Instructions for the task: Every record must be restated exactly. Drop the images.

Given records:
-=-=-

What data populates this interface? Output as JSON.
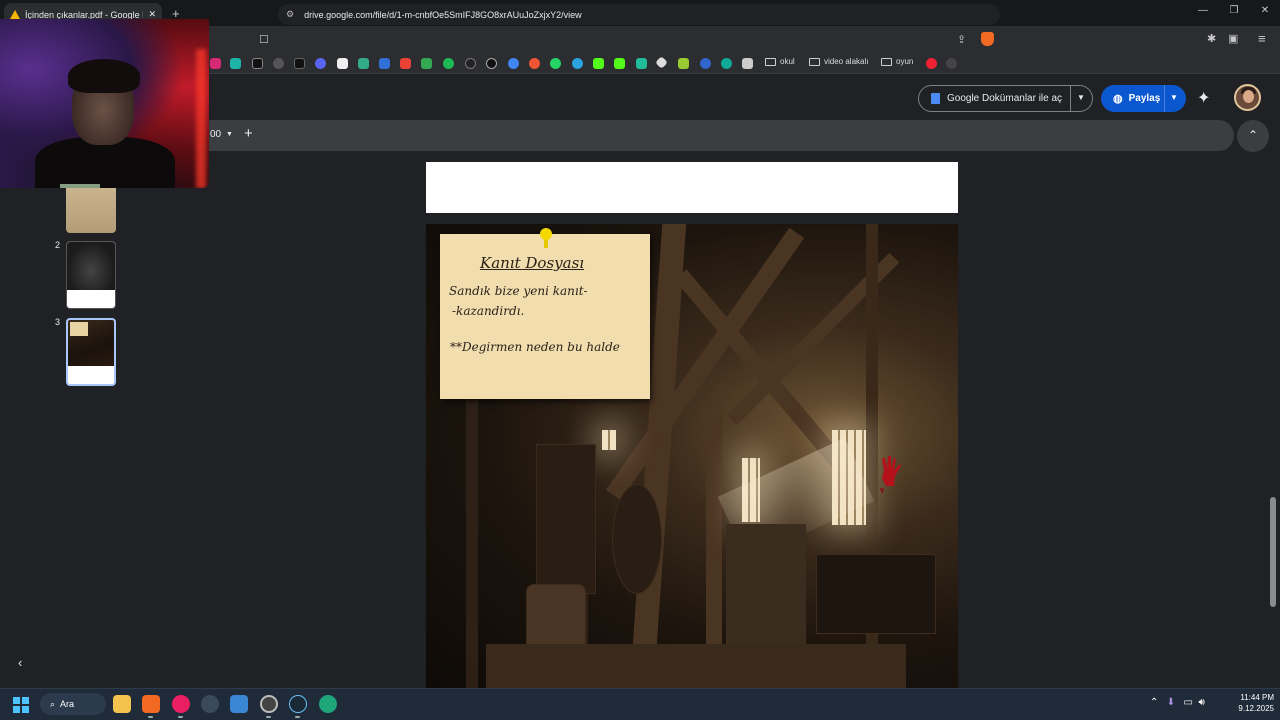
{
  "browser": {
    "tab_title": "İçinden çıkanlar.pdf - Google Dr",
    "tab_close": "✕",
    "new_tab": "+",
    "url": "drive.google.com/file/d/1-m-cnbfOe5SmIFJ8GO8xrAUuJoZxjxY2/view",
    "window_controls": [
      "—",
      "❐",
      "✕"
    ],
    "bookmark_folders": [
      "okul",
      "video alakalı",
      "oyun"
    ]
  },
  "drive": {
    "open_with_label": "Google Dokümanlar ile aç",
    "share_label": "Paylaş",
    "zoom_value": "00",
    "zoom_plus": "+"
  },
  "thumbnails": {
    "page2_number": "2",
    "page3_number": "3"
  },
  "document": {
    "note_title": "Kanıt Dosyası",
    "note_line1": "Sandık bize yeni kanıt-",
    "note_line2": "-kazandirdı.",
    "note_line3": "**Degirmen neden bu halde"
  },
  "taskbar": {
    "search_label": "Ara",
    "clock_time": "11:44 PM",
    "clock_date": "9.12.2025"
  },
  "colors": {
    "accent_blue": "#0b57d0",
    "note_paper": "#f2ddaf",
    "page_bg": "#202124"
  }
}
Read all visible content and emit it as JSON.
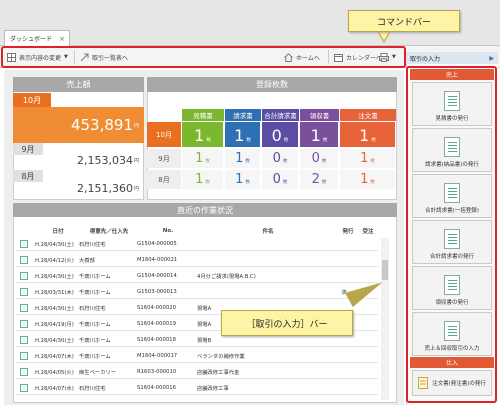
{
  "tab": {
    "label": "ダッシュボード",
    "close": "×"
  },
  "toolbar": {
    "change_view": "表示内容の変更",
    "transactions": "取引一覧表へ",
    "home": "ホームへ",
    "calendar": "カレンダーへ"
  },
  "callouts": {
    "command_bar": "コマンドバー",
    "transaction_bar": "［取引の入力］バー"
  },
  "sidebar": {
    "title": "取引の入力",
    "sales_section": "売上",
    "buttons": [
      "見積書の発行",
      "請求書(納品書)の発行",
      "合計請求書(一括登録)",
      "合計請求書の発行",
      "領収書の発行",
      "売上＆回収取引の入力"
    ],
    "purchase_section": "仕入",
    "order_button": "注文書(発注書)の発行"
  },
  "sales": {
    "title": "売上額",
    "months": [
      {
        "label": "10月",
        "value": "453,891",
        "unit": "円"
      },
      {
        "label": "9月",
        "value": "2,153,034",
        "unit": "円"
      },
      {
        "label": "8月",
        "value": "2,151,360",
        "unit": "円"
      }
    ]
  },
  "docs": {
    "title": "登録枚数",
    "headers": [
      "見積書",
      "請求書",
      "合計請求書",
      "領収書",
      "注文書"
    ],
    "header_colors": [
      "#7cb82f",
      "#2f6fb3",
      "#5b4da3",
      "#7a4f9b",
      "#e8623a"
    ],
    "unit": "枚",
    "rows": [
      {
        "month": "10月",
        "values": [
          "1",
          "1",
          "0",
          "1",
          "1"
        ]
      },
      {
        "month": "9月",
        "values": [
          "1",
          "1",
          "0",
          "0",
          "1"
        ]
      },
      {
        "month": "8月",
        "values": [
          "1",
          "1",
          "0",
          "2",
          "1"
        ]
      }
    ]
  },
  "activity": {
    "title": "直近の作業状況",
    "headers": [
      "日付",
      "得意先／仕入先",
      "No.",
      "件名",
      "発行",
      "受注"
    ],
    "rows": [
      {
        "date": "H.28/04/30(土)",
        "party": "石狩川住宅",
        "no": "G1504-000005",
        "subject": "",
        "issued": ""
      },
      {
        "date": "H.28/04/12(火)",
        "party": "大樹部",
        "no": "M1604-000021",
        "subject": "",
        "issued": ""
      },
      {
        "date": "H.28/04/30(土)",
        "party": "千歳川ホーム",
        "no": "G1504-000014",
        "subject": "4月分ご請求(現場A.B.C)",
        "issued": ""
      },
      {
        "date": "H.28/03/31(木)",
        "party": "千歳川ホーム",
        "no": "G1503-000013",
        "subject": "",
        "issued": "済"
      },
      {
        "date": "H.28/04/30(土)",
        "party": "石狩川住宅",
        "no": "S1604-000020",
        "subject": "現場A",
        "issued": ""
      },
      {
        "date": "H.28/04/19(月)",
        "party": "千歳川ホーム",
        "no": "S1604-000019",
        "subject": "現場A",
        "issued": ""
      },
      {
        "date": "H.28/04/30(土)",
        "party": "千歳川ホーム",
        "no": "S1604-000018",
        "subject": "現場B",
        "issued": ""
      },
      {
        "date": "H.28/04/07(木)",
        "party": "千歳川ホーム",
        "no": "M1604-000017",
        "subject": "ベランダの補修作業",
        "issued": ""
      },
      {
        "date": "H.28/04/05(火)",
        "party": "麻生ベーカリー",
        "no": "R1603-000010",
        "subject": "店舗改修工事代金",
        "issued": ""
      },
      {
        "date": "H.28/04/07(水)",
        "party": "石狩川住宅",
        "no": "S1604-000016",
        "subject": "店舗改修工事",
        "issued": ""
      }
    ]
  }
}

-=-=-

The answer:
What data populates this interface? Output as JSON.
{
  "browser": {
    "tab_title": "İçinden çıkanlar.pdf - Google Dr",
    "tab_close": "✕",
    "new_tab": "+",
    "url": "drive.google.com/file/d/1-m-cnbfOe5SmIFJ8GO8xrAUuJoZxjxY2/view",
    "window_controls": [
      "—",
      "❐",
      "✕"
    ],
    "bookmark_folders": [
      "okul",
      "video alakalı",
      "oyun"
    ]
  },
  "drive": {
    "open_with_label": "Google Dokümanlar ile aç",
    "share_label": "Paylaş",
    "zoom_value": "00",
    "zoom_plus": "+"
  },
  "thumbnails": {
    "page2_number": "2",
    "page3_number": "3"
  },
  "document": {
    "note_title": "Kanıt Dosyası",
    "note_line1": "Sandık bize yeni kanıt-",
    "note_line2": "-kazandirdı.",
    "note_line3": "**Degirmen neden bu halde"
  },
  "taskbar": {
    "search_label": "Ara",
    "clock_time": "11:44 PM",
    "clock_date": "9.12.2025"
  },
  "colors": {
    "accent_blue": "#0b57d0",
    "note_paper": "#f2ddaf",
    "page_bg": "#202124"
  }
}
Read all visible content and emit it as JSON.
{
  "tab": {
    "label": "ダッシュボード",
    "close": "×"
  },
  "toolbar": {
    "change_view": "表示内容の変更",
    "transactions": "取引一覧表へ",
    "home": "ホームへ",
    "calendar": "カレンダーへ"
  },
  "callouts": {
    "command_bar": "コマンドバー",
    "transaction_bar": "［取引の入力］バー"
  },
  "sidebar": {
    "title": "取引の入力",
    "sales_section": "売上",
    "buttons": [
      "見積書の発行",
      "請求書(納品書)の発行",
      "合計請求書(一括登録)",
      "合計請求書の発行",
      "領収書の発行",
      "売上＆回収取引の入力"
    ],
    "purchase_section": "仕入",
    "order_button": "注文書(発注書)の発行"
  },
  "sales": {
    "title": "売上額",
    "months": [
      {
        "label": "10月",
        "value": "453,891",
        "unit": "円"
      },
      {
        "label": "9月",
        "value": "2,153,034",
        "unit": "円"
      },
      {
        "label": "8月",
        "value": "2,151,360",
        "unit": "円"
      }
    ]
  },
  "docs": {
    "title": "登録枚数",
    "headers": [
      "見積書",
      "請求書",
      "合計請求書",
      "領収書",
      "注文書"
    ],
    "header_colors": [
      "#7cb82f",
      "#2f6fb3",
      "#5b4da3",
      "#7a4f9b",
      "#e8623a"
    ],
    "unit": "枚",
    "rows": [
      {
        "month": "10月",
        "values": [
          "1",
          "1",
          "0",
          "1",
          "1"
        ]
      },
      {
        "month": "9月",
        "values": [
          "1",
          "1",
          "0",
          "0",
          "1"
        ]
      },
      {
        "month": "8月",
        "values": [
          "1",
          "1",
          "0",
          "2",
          "1"
        ]
      }
    ]
  },
  "activity": {
    "title": "直近の作業状況",
    "headers": [
      "日付",
      "得意先／仕入先",
      "No.",
      "件名",
      "発行",
      "受注"
    ],
    "rows": [
      {
        "date": "H.28/04/30(土)",
        "party": "石狩川住宅",
        "no": "G1504-000005",
        "subject": "",
        "issued": ""
      },
      {
        "date": "H.28/04/12(火)",
        "party": "大樹部",
        "no": "M1604-000021",
        "subject": "",
        "issued": ""
      },
      {
        "date": "H.28/04/30(土)",
        "party": "千歳川ホーム",
        "no": "G1504-000014",
        "subject": "4月分ご請求(現場A.B.C)",
        "issued": ""
      },
      {
        "date": "H.28/03/31(木)",
        "party": "千歳川ホーム",
        "no": "G1503-000013",
        "subject": "",
        "issued": "済"
      },
      {
        "date": "H.28/04/30(土)",
        "party": "石狩川住宅",
        "no": "S1604-000020",
        "subject": "現場A",
        "issued": ""
      },
      {
        "date": "H.28/04/19(月)",
        "party": "千歳川ホーム",
        "no": "S1604-000019",
        "subject": "現場A",
        "issued": ""
      },
      {
        "date": "H.28/04/30(土)",
        "party": "千歳川ホーム",
        "no": "S1604-000018",
        "subject": "現場B",
        "issued": ""
      },
      {
        "date": "H.28/04/07(木)",
        "party": "千歳川ホーム",
        "no": "M1604-000017",
        "subject": "ベランダの補修作業",
        "issued": ""
      },
      {
        "date": "H.28/04/05(火)",
        "party": "麻生ベーカリー",
        "no": "R1603-000010",
        "subject": "店舗改修工事代金",
        "issued": ""
      },
      {
        "date": "H.28/04/07(水)",
        "party": "石狩川住宅",
        "no": "S1604-000016",
        "subject": "店舗改修工事",
        "issued": ""
      }
    ]
  }
}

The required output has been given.